* **Listed records**
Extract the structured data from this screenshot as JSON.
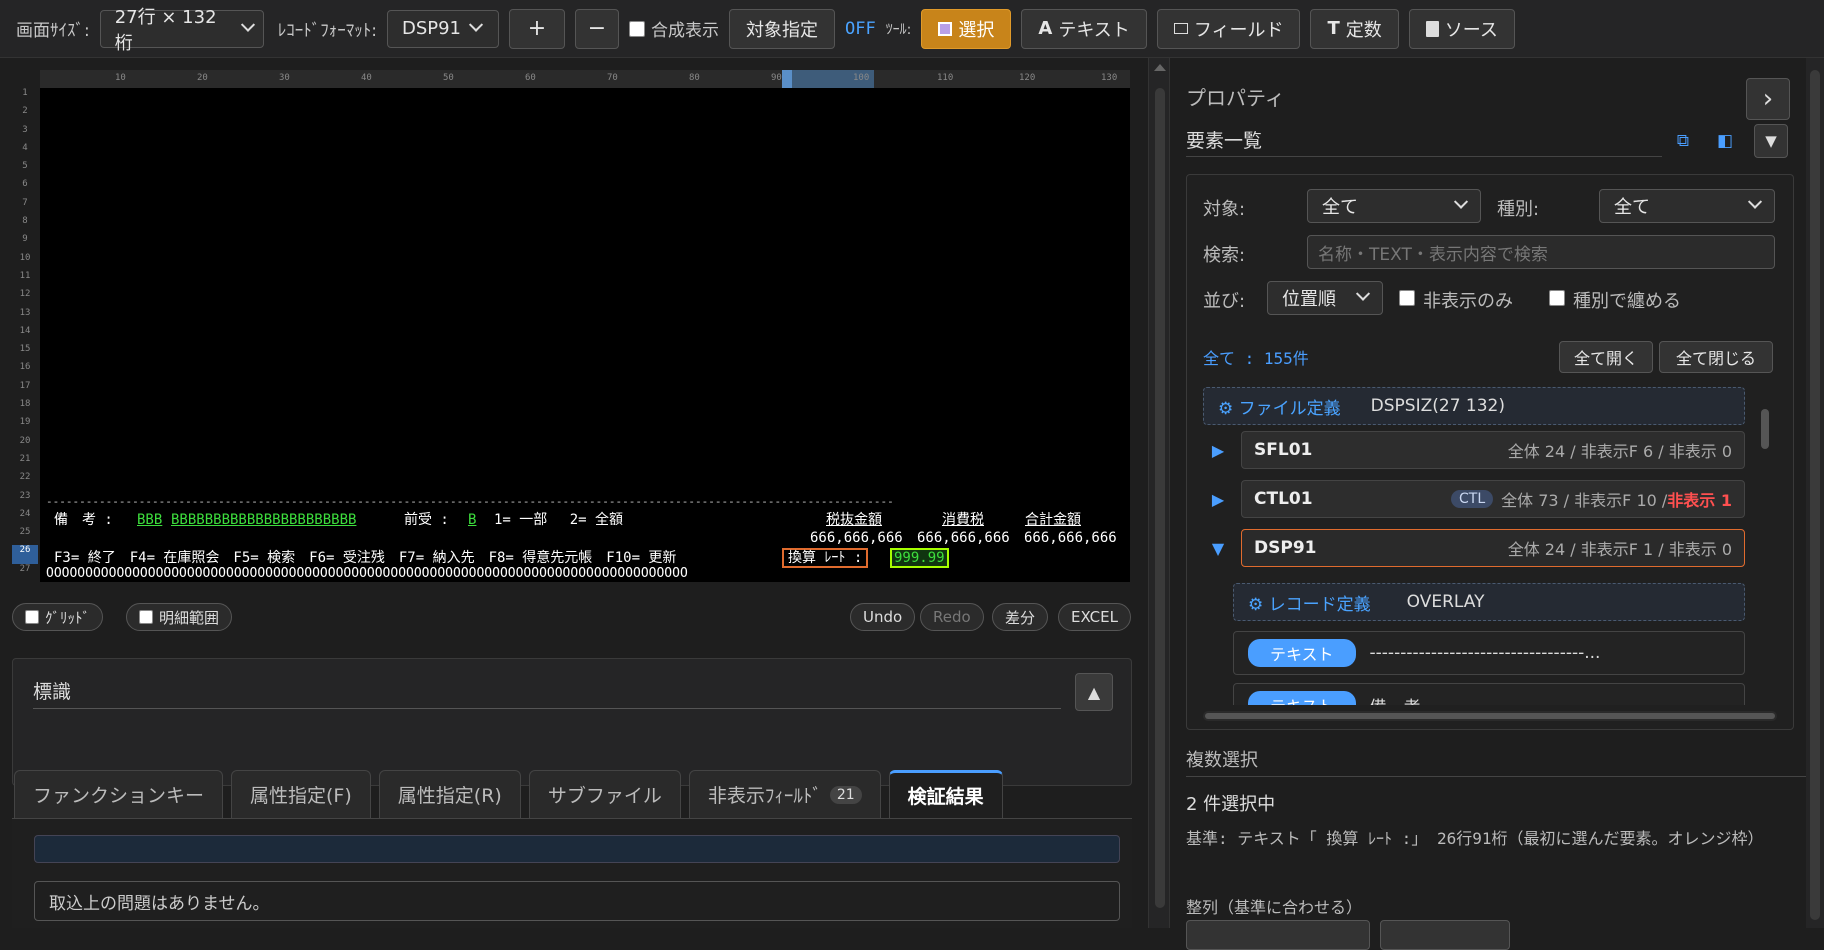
{
  "toolbar": {
    "screen_size_label": "画面ｻｲｽﾞ:",
    "screen_size_value": "27行 × 132桁",
    "record_format_label": "ﾚｺｰﾄﾞﾌｫｰﾏｯﾄ:",
    "record_format_value": "DSP91",
    "plus": "+",
    "minus": "−",
    "composite_label": "合成表示",
    "target_button": "対象指定",
    "off_text": "OFF",
    "tool_label": "ﾂｰﾙ:",
    "tools": [
      "選択",
      "テキスト",
      "フィールド",
      "定数",
      "ソース"
    ],
    "tool_icons": [
      "square-icon",
      "text-icon",
      "field-icon",
      "constant-icon",
      "document-icon"
    ]
  },
  "ruler": {
    "ticks": [
      "10",
      "20",
      "30",
      "40",
      "50",
      "60",
      "70",
      "80",
      "90",
      "100",
      "110",
      "120",
      "130"
    ]
  },
  "rows": [
    "1",
    "2",
    "3",
    "4",
    "5",
    "6",
    "7",
    "8",
    "9",
    "10",
    "11",
    "12",
    "13",
    "14",
    "15",
    "16",
    "17",
    "18",
    "19",
    "20",
    "21",
    "22",
    "23",
    "24",
    "25",
    "26",
    "27"
  ],
  "screen": {
    "separator": "--------------------------------------------------------------------------------------------------------------------------------",
    "row24_label": "備　考 :",
    "row24_bbb": "BBB",
    "row24_bbbb": "BBBBBBBBBBBBBBBBBBBBBB",
    "row24_maeuke": "前受 :",
    "row24_b": "B",
    "row24_opts": "1= 一部　 2= 全額",
    "h_zeinuki": "税抜金額",
    "h_shohizei": "消費税",
    "h_gokei": "合計金額",
    "v_zeinuki": "666,666,666",
    "v_shohizei": "666,666,666",
    "v_gokei": "666,666,666",
    "fkeys": "F3= 終了　F4= 在庫照会　F5= 検索　F6= 受注残　F7= 納入先　F8= 得意先元帳　F10= 更新",
    "rate_label": "換算 ﾚｰﾄ :",
    "rate_value": "999.99",
    "row27": "OOOOOOOOOOOOOOOOOOOOOOOOOOOOOOOOOOOOOOOOOOOOOOOOOOOOOOOOOOOOOOOOOOOOOOOOOOOOOOOOOO"
  },
  "canvasbar": {
    "grid_label": "ｸﾞﾘｯﾄﾞ",
    "detail_label": "明細範囲",
    "undo": "Undo",
    "redo": "Redo",
    "diff": "差分",
    "excel": "EXCEL"
  },
  "hyoshiki": {
    "title": "標識",
    "toggle": "▲"
  },
  "tabs": [
    {
      "label": "ファンクションキー"
    },
    {
      "label": "属性指定(F)"
    },
    {
      "label": "属性指定(R)"
    },
    {
      "label": "サブファイル"
    },
    {
      "label": "非表示ﾌｨｰﾙﾄﾞ",
      "badge": "21"
    },
    {
      "label": "検証結果"
    }
  ],
  "validation": {
    "message": "取込上の問題はありません。"
  },
  "properties": {
    "title": "プロパティ",
    "collapse": "›",
    "elements_title": "要素一覧",
    "target_label": "対象:",
    "target_value": "全て",
    "kind_label": "種別:",
    "kind_value": "全て",
    "search_label": "検索:",
    "search_placeholder": "名称・TEXT・表示内容で検索",
    "sort_label": "並び:",
    "sort_value": "位置順",
    "hidden_only": "非表示のみ",
    "group_by_kind": "種別で纏める",
    "count": "全て : 155件",
    "expand_all": "全て開く",
    "collapse_all": "全て閉じる",
    "file_def_key": "ファイル定義",
    "file_def_val": "DSPSIZ(27 132)",
    "nodes": [
      {
        "name": "SFL01",
        "meta": "全体 24 / 非表示F 6 / 非表示 0"
      },
      {
        "name": "CTL01",
        "badge": "CTL",
        "meta": "全体 73 / 非表示F 10 / ",
        "meta_red": "非表示 1"
      },
      {
        "name": "DSP91",
        "meta": "全体 24 / 非表示F 1 / 非表示 0"
      }
    ],
    "rec_def_key": "レコード定義",
    "rec_def_val": "OVERLAY",
    "item_tag": "テキスト",
    "item_text": "-----------------------------------...",
    "item2_text": "備　考"
  },
  "multi": {
    "title": "複数選択",
    "count": "2 件選択中",
    "basis": "基準: テキスト「 換算 ﾚｰﾄ :」 26行91桁（最初に選んだ要素。オレンジ枠）",
    "align_title": "整列（基準に合わせる）"
  }
}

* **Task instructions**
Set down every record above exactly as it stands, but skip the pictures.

* **Exercise solution**
Extract the structured data from this screenshot as JSON.
{
  "toolbar": {
    "screen_size_label": "画面ｻｲｽﾞ:",
    "screen_size_value": "27行 × 132桁",
    "record_format_label": "ﾚｺｰﾄﾞﾌｫｰﾏｯﾄ:",
    "record_format_value": "DSP91",
    "plus": "+",
    "minus": "−",
    "composite_label": "合成表示",
    "target_button": "対象指定",
    "off_text": "OFF",
    "tool_label": "ﾂｰﾙ:",
    "tools": [
      "選択",
      "テキスト",
      "フィールド",
      "定数",
      "ソース"
    ],
    "tool_icons": [
      "square-icon",
      "text-icon",
      "field-icon",
      "constant-icon",
      "document-icon"
    ]
  },
  "ruler": {
    "ticks": [
      "10",
      "20",
      "30",
      "40",
      "50",
      "60",
      "70",
      "80",
      "90",
      "100",
      "110",
      "120",
      "130"
    ]
  },
  "rows": [
    "1",
    "2",
    "3",
    "4",
    "5",
    "6",
    "7",
    "8",
    "9",
    "10",
    "11",
    "12",
    "13",
    "14",
    "15",
    "16",
    "17",
    "18",
    "19",
    "20",
    "21",
    "22",
    "23",
    "24",
    "25",
    "26",
    "27"
  ],
  "screen": {
    "separator": "--------------------------------------------------------------------------------------------------------------------------------",
    "row24_label": "備　考 :",
    "row24_bbb": "BBB",
    "row24_bbbb": "BBBBBBBBBBBBBBBBBBBBBB",
    "row24_maeuke": "前受 :",
    "row24_b": "B",
    "row24_opts": "1= 一部　 2= 全額",
    "h_zeinuki": "税抜金額",
    "h_shohizei": "消費税",
    "h_gokei": "合計金額",
    "v_zeinuki": "666,666,666",
    "v_shohizei": "666,666,666",
    "v_gokei": "666,666,666",
    "fkeys": "F3= 終了　F4= 在庫照会　F5= 検索　F6= 受注残　F7= 納入先　F8= 得意先元帳　F10= 更新",
    "rate_label": "換算 ﾚｰﾄ :",
    "rate_value": "999.99",
    "row27": "OOOOOOOOOOOOOOOOOOOOOOOOOOOOOOOOOOOOOOOOOOOOOOOOOOOOOOOOOOOOOOOOOOOOOOOOOOOOOOOOOO"
  },
  "canvasbar": {
    "grid_label": "ｸﾞﾘｯﾄﾞ",
    "detail_label": "明細範囲",
    "undo": "Undo",
    "redo": "Redo",
    "diff": "差分",
    "excel": "EXCEL"
  },
  "hyoshiki": {
    "title": "標識",
    "toggle": "▲"
  },
  "tabs": [
    {
      "label": "ファンクションキー"
    },
    {
      "label": "属性指定(F)"
    },
    {
      "label": "属性指定(R)"
    },
    {
      "label": "サブファイル"
    },
    {
      "label": "非表示ﾌｨｰﾙﾄﾞ",
      "badge": "21"
    },
    {
      "label": "検証結果"
    }
  ],
  "validation": {
    "message": "取込上の問題はありません。"
  },
  "properties": {
    "title": "プロパティ",
    "collapse": "›",
    "elements_title": "要素一覧",
    "target_label": "対象:",
    "target_value": "全て",
    "kind_label": "種別:",
    "kind_value": "全て",
    "search_label": "検索:",
    "search_placeholder": "名称・TEXT・表示内容で検索",
    "sort_label": "並び:",
    "sort_value": "位置順",
    "hidden_only": "非表示のみ",
    "group_by_kind": "種別で纏める",
    "count": "全て : 155件",
    "expand_all": "全て開く",
    "collapse_all": "全て閉じる",
    "file_def_key": "ファイル定義",
    "file_def_val": "DSPSIZ(27 132)",
    "nodes": [
      {
        "name": "SFL01",
        "meta": "全体 24 / 非表示F 6 / 非表示 0"
      },
      {
        "name": "CTL01",
        "badge": "CTL",
        "meta": "全体 73 / 非表示F 10 / ",
        "meta_red": "非表示 1"
      },
      {
        "name": "DSP91",
        "meta": "全体 24 / 非表示F 1 / 非表示 0"
      }
    ],
    "rec_def_key": "レコード定義",
    "rec_def_val": "OVERLAY",
    "item_tag": "テキスト",
    "item_text": "-----------------------------------...",
    "item2_text": "備　考"
  },
  "multi": {
    "title": "複数選択",
    "count": "2 件選択中",
    "basis": "基準: テキスト「 換算 ﾚｰﾄ :」 26行91桁（最初に選んだ要素。オレンジ枠）",
    "align_title": "整列（基準に合わせる）"
  }
}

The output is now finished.